Republicans have staked out the moral low ground. It’s time for
Democrats and progressives to stake out the moral high ground,
condemning the abuses of economic power and privilege that characterize
this new Gilded Age – business deals that are technically legal but
wrong because they exploit the trust that investors or employees have
place in those businesses, pay packages that are ludicrously high
compared with the pay of average workers, political donations so large
as to breed cynicism about the ability of their recipients to represent
the public as a whole.
An economy is built on a foundation of shared morality. Adam Smith
never called himself an economist. The separate field of economics
didn’t exist in the eighteenth century. He called himself a moral
philosopher. And the book he was proudest of wasn’t “The Wealth of
Nations,” but his “Theory of Moral Sentiments” – about the ties that
bind people together into societies.
Twice before progressive have saved capitalism from its own excesses
by appealing to public morality and common sense. First in the early
1900s, when the captains for American industry had monopolized the
economy into giant trusts, American politics had sunk into a swamp of
patronage and corruption, and many factory jobs were unsafe – entailing
long hours of work at meager pay and often exploiting children. In
response, we enacted antitrust, civil service reforms, and labor
And then again in 1930s after the stock market collapsed and a large
portion of American workforce was unemployed. Then we regulated banks
and insured deposits, cleaned up stock market, and provided social
insurance to the destitute.
It’s time once again to save capitalism from its own excesses — and
to base a new era of reform on public morality and common sense.
Robert Reich is Chancellor's Professor of Public Policy at the University of California at Berkeley.
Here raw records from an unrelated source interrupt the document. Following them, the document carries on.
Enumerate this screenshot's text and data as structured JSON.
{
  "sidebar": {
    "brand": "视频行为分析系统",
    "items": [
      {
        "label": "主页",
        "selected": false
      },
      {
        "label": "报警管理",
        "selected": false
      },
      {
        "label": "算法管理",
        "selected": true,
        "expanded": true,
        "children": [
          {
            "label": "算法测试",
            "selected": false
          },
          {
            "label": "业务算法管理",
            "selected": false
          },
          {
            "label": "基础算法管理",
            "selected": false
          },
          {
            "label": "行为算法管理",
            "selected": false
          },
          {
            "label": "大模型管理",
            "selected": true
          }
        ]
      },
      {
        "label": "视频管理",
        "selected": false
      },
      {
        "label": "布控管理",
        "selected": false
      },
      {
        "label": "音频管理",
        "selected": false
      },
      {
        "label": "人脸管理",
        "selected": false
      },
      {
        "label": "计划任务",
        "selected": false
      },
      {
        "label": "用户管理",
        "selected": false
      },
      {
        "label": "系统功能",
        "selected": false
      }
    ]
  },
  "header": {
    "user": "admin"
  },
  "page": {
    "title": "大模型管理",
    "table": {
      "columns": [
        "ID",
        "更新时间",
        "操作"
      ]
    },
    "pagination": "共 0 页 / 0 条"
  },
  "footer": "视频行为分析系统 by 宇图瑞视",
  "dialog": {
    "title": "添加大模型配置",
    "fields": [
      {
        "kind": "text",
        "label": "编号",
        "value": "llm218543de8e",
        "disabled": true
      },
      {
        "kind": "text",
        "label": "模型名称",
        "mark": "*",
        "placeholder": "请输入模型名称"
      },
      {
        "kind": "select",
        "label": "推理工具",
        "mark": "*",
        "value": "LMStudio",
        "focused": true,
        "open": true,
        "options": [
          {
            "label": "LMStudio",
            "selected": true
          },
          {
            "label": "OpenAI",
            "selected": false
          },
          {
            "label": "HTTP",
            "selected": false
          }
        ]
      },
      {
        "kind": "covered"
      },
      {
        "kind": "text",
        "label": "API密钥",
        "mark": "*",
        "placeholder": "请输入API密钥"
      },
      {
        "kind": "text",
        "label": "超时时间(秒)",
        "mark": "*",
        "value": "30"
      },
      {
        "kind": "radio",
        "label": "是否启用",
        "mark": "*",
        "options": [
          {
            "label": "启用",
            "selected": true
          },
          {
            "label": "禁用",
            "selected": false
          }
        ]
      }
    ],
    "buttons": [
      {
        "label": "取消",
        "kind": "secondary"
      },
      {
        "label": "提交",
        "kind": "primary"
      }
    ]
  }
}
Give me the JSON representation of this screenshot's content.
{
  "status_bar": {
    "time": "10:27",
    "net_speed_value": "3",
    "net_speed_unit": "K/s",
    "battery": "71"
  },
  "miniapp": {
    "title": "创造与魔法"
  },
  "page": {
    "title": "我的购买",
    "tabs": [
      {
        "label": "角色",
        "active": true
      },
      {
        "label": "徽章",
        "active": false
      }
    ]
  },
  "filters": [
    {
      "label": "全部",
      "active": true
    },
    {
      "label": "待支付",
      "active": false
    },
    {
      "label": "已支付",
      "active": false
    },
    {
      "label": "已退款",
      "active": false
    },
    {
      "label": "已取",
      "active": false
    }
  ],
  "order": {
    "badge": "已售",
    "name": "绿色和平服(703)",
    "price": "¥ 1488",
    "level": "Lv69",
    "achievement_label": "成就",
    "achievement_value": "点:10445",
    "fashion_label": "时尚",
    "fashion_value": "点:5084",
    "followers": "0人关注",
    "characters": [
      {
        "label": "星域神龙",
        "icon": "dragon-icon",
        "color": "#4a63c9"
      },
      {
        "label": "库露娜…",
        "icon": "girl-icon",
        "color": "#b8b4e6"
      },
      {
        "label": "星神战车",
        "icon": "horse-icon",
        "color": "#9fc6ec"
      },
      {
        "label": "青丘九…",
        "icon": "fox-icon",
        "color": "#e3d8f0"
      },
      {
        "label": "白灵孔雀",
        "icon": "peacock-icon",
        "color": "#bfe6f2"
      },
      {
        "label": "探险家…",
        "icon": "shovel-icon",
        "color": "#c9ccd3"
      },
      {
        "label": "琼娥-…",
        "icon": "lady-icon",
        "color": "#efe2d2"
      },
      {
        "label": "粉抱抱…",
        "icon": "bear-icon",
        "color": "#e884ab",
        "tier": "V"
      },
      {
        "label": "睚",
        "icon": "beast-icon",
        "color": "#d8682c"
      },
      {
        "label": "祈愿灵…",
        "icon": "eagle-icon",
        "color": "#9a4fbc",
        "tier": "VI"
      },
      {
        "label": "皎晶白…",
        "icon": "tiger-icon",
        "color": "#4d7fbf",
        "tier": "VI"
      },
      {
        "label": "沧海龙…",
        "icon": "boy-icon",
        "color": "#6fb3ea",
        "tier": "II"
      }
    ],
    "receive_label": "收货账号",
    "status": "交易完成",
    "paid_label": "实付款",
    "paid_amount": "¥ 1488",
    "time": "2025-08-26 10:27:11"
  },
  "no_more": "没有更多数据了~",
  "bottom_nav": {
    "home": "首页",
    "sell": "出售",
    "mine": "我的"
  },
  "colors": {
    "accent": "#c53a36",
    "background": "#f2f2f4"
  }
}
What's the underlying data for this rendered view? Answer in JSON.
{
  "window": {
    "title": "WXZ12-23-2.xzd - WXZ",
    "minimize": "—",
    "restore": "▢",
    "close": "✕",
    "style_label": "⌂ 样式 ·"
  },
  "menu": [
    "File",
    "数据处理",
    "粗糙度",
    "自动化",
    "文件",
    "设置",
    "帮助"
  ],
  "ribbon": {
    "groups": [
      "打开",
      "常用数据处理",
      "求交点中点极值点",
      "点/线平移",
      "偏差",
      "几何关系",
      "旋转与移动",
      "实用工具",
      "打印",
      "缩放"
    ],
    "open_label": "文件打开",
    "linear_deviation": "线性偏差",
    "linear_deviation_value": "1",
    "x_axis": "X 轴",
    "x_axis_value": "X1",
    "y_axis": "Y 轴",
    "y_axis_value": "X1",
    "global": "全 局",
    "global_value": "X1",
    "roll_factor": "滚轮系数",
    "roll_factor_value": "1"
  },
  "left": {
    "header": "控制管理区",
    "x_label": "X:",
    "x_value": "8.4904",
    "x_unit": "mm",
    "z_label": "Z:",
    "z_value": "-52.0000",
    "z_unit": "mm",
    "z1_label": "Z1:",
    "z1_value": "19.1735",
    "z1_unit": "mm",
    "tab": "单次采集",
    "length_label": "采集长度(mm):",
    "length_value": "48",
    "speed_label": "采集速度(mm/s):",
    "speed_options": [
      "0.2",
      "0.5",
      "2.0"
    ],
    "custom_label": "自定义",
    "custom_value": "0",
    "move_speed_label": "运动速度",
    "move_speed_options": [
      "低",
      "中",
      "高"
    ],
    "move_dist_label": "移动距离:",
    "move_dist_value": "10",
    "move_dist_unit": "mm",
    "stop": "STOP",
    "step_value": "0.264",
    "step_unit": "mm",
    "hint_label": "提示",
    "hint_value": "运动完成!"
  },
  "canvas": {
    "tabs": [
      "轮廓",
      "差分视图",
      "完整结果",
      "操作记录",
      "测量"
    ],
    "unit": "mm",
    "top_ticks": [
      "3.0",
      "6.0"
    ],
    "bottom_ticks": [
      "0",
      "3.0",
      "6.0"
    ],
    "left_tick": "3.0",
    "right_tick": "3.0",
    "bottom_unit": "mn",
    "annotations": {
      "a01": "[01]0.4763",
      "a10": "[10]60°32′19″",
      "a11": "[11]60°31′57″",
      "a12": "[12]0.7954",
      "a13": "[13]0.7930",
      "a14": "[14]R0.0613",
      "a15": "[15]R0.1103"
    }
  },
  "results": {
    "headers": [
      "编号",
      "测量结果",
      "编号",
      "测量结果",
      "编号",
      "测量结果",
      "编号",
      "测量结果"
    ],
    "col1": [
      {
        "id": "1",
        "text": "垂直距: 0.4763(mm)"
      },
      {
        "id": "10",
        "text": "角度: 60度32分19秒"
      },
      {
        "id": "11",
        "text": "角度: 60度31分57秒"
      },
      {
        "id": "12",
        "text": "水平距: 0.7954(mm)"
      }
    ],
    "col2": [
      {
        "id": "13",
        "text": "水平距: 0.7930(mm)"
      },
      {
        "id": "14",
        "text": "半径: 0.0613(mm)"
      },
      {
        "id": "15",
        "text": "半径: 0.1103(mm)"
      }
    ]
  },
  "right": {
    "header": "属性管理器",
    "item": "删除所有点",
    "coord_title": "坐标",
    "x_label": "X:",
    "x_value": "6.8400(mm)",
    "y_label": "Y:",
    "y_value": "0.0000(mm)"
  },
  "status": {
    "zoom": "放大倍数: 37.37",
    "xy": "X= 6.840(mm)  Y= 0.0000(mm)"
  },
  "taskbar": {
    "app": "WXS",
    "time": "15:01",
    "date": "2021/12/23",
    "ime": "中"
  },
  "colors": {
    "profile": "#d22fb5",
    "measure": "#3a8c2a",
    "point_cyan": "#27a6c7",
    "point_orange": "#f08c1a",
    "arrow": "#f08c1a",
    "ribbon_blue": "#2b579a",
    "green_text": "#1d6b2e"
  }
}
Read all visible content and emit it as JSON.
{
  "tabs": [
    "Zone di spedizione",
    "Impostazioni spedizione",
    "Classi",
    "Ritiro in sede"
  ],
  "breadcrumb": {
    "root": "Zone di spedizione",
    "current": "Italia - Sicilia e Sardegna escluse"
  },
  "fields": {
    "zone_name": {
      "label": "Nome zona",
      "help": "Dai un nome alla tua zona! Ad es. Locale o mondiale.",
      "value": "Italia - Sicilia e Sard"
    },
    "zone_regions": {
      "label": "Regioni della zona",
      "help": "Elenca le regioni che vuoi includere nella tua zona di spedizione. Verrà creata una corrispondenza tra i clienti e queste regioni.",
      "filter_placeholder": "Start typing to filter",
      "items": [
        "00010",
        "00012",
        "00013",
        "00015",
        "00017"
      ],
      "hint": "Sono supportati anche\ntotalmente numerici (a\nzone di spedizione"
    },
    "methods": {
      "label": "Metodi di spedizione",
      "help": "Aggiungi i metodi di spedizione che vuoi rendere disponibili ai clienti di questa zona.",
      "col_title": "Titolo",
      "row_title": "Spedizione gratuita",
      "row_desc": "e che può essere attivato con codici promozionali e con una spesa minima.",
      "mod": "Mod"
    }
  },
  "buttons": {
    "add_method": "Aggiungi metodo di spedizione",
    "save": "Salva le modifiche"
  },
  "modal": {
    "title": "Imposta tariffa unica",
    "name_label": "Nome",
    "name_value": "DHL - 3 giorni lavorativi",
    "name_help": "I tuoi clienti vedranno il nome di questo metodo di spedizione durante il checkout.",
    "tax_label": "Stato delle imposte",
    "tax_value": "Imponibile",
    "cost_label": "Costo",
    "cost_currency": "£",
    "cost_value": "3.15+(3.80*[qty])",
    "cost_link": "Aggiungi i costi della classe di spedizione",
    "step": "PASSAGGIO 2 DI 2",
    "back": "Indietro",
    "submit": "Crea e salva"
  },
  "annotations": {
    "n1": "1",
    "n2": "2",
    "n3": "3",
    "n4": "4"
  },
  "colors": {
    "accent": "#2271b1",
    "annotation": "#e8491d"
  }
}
He writes a blog at www.robertreich.org. His most recent book is Aftershock.